Don't road primary salmon producing watersheds
As a young Southeast commercial salmon fisherman I am worried the Forest Service is not doing enough to restore, protect and enhance fish habitat in the Tongass National Forest. Based on the Forest

Service's own estimate over 70 percent of the salmon harvested in Southeast Alaska originated from within the Tongass. The way the Forest Service ultimately decides to manage the Tongass will impact commercial fisheries from Metlakatla to Yakutat.

The Alaska Department of Fish and Game has done a fine job managing commercial salmon fishing in Southeast Alaska.

There were days last year I had a fish on every hook trolling for salmon.

The salmon runs have been consistently strong and dock prices are on the upswing. In order to maintain healthy salmon runs the Forest Service needs to do their part to permanently protect primary salmon producing watersheds throughout Southeast Alaska.

Many of the Coho and Chinook salmon I catch trolling come from watersheds identified by the Alaska Department of Fish and Game as Primary Fish Producers.

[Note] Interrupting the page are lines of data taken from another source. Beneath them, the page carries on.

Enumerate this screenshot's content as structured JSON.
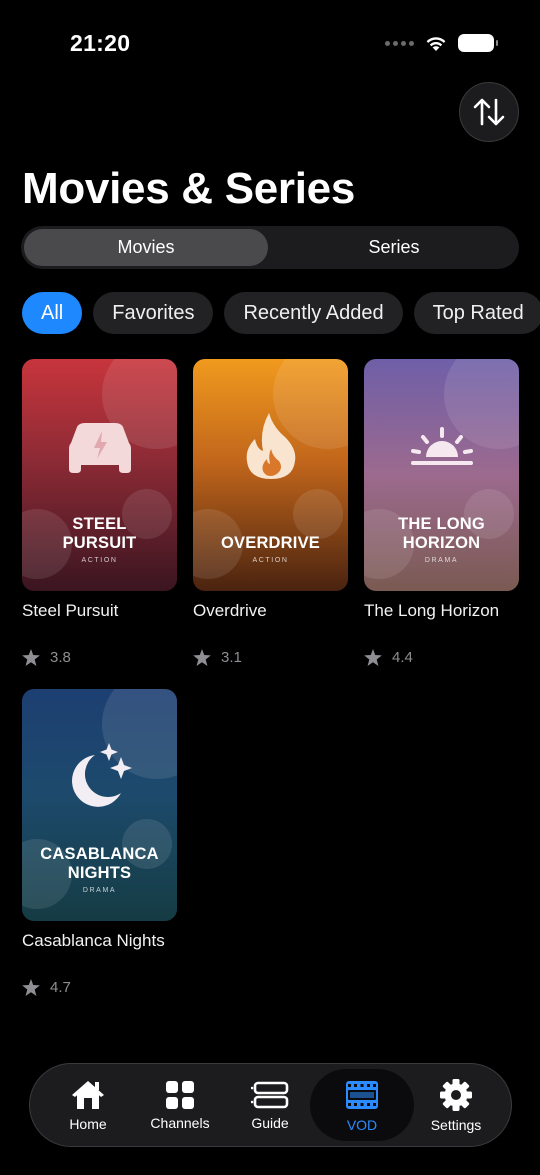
{
  "status_bar": {
    "time": "21:20"
  },
  "header": {
    "title": "Movies & Series",
    "sort_icon": "sort-arrows-icon"
  },
  "segmented": {
    "movies": "Movies",
    "series": "Series",
    "selected": "Movies"
  },
  "filters": [
    "All",
    "Favorites",
    "Recently Added",
    "Top Rated"
  ],
  "filter_selected": "All",
  "movies": [
    {
      "title": "Steel Pursuit",
      "poster_line1": "STEEL",
      "poster_line2": "PURSUIT",
      "genre": "ACTION",
      "rating": "3.8",
      "icon": "car-icon",
      "color": "#c8353c"
    },
    {
      "title": "Overdrive",
      "poster_line1": "",
      "poster_line2": "OVERDRIVE",
      "genre": "ACTION",
      "rating": "3.1",
      "icon": "flame-icon",
      "color": "#f19a1e"
    },
    {
      "title": "The Long Horizon",
      "poster_line1": "THE LONG",
      "poster_line2": "HORIZON",
      "genre": "DRAMA",
      "rating": "4.4",
      "icon": "sunrise-icon",
      "color": "#6f5fa8"
    },
    {
      "title": "Casablanca Nights",
      "poster_line1": "CASABLANCA",
      "poster_line2": "NIGHTS",
      "genre": "DRAMA",
      "rating": "4.7",
      "icon": "moon-stars-icon",
      "color": "#1d3f72"
    }
  ],
  "tab_bar": {
    "items": [
      {
        "label": "Home",
        "icon": "house-icon"
      },
      {
        "label": "Channels",
        "icon": "grid-icon"
      },
      {
        "label": "Guide",
        "icon": "guide-icon"
      },
      {
        "label": "VOD",
        "icon": "film-icon"
      },
      {
        "label": "Settings",
        "icon": "gear-icon"
      }
    ],
    "selected": "VOD",
    "accent": "#2b8cff"
  }
}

Unfortunately a number of these streams and rivers are slated for road construction and logging in several of the alternatives in the draft Tongass Forest Plan, including the Proposed Action. Some of the threatened watersheds include Ushk Bay Creek, Wasta Creek, Castle River, Navy Creek and Port Camden Creek.

I strongly believe these areas should be permanently protected along with all other primary salmon-producing watersheds Fish and Game has identified.

Salmon prices are finally climbing.

Now is not the time for the Forest Service to decimate critical salmon habitat by logging and building expensive roads in primary salmon-producing watersheds.

I would like the Forest Service to reprioritize their spending in the Tongass and make restoring, protecting and enhancing salmon habitat a top priority.

I urge commercial fishermen throughout Southeast Alaska to comment on the Forest Plan before the April 30, 2007 deadline.

Thatcher Brouwer